Problem requirements: Below are the entries; return every line among them that holds the word "content".

START Data for analysis

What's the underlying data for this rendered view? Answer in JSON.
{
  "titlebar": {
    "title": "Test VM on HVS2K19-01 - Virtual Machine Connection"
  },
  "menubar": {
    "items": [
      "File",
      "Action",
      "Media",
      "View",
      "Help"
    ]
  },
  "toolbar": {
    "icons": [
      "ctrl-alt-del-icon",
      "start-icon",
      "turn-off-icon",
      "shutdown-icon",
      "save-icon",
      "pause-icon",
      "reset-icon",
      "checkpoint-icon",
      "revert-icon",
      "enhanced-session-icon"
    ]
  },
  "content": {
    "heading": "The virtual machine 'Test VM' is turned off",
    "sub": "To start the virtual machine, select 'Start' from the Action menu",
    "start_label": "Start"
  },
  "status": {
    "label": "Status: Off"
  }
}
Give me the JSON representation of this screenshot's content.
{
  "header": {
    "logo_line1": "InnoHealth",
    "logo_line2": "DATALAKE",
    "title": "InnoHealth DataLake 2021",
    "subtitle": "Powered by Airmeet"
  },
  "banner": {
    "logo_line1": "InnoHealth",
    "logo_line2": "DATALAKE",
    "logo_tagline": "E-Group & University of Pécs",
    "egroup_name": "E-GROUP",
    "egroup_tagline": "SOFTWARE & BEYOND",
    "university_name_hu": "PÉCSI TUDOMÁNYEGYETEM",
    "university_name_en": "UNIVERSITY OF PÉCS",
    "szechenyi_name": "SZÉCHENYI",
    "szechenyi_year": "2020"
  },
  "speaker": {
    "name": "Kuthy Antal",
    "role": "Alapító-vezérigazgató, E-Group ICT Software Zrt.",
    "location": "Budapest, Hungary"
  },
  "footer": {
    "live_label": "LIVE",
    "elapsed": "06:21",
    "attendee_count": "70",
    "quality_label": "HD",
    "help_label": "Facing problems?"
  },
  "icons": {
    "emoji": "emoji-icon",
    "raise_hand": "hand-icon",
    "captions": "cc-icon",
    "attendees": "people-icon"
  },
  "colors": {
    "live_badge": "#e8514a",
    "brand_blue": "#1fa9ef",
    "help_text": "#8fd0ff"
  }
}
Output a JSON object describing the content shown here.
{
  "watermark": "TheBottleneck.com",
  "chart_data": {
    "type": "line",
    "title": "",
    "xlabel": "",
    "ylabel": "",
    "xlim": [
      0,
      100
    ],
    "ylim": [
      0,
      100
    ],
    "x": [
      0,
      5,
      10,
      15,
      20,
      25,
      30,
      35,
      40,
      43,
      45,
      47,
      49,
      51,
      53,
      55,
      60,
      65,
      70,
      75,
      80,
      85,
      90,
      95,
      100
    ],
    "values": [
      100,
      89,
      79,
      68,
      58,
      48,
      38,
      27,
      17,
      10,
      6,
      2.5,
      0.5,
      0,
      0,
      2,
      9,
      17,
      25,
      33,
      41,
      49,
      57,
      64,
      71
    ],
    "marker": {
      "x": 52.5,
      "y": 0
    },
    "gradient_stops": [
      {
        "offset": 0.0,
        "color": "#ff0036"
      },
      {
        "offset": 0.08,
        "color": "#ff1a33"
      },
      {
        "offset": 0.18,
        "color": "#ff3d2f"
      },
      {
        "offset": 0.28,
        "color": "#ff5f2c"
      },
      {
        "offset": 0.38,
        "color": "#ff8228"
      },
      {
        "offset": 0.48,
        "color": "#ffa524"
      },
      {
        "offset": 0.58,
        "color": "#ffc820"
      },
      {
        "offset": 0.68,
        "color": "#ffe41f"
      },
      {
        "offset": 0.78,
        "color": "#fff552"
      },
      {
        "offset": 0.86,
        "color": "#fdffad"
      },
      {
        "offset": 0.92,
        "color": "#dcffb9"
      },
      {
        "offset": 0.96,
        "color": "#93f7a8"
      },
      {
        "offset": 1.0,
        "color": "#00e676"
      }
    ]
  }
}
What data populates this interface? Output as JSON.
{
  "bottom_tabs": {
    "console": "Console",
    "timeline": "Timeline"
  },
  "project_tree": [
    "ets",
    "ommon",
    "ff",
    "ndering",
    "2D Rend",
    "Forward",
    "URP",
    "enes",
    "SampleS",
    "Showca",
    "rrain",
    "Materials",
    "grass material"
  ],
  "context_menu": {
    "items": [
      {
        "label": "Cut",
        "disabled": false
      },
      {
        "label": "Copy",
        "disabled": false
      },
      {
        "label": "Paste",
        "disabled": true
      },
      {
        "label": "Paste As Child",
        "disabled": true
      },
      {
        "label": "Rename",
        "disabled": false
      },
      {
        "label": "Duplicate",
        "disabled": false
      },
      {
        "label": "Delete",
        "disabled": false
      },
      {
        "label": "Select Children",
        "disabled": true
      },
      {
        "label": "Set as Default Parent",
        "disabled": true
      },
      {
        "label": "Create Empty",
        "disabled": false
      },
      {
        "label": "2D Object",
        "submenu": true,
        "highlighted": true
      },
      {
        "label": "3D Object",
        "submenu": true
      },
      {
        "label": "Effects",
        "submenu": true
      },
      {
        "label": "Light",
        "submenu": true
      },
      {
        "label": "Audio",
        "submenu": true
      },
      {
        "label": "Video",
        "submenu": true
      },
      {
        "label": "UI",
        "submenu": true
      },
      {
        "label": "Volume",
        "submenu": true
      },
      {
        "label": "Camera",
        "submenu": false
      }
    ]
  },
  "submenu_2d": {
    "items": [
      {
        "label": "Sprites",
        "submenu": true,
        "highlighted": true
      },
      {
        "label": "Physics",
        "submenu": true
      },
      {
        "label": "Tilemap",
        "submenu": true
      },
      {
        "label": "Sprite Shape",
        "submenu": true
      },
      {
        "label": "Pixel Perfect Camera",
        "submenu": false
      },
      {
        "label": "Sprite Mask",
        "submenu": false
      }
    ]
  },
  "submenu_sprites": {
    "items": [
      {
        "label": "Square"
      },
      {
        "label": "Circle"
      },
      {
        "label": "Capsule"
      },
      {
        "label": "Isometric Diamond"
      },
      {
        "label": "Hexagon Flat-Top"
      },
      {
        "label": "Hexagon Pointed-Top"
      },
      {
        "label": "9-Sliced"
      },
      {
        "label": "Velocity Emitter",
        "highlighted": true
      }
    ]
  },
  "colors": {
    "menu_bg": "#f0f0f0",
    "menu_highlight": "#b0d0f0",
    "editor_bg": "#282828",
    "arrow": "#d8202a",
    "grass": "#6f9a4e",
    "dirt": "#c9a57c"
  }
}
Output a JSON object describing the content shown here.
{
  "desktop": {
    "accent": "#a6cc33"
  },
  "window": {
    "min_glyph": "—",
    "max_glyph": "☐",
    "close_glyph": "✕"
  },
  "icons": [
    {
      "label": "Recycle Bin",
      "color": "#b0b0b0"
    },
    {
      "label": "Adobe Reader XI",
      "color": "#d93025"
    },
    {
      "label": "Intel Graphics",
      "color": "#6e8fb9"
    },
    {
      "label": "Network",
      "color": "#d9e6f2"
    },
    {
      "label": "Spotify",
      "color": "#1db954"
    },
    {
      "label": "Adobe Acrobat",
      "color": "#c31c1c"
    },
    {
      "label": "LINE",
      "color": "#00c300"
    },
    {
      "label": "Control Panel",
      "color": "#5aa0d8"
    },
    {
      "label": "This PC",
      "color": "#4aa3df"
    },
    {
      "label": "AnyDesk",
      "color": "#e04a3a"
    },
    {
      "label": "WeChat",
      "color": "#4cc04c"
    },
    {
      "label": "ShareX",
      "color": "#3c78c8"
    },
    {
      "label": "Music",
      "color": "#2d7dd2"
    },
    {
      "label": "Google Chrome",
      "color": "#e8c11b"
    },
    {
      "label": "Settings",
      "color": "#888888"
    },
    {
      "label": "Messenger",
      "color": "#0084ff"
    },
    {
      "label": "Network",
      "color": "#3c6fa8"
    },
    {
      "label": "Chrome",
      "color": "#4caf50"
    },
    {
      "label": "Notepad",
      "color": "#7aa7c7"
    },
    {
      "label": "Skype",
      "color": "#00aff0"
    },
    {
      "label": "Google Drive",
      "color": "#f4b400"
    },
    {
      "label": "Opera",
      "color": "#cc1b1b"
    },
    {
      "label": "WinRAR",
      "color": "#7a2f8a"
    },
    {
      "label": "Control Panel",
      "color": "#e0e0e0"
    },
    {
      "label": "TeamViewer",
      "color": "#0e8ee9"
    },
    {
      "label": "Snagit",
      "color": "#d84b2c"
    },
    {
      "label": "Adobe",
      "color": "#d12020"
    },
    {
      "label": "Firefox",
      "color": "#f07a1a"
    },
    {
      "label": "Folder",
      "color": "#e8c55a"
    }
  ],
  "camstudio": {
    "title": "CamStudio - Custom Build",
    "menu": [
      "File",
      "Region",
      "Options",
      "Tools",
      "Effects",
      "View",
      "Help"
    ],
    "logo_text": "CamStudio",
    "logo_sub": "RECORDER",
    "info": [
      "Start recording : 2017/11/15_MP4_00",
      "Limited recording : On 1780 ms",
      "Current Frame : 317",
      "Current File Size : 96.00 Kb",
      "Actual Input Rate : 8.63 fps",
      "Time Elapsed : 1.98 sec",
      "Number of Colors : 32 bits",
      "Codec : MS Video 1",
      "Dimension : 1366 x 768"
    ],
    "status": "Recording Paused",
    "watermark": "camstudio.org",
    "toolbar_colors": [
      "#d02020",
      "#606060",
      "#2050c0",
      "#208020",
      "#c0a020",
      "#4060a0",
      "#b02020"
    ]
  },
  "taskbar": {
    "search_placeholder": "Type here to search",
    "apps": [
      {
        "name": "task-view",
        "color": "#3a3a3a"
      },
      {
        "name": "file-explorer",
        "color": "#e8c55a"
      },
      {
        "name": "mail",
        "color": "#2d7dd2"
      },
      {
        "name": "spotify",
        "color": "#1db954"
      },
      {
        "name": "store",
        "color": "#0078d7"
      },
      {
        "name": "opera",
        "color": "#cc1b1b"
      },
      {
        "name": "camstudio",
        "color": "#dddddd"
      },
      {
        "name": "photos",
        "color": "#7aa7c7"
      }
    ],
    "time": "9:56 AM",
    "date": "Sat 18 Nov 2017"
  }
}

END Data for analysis

Answer space:
  "content": {
Give me the JSON representation of this screenshot's content.
Output a JSON object describing the content shown here.
Output a JSON object describing the content shown here.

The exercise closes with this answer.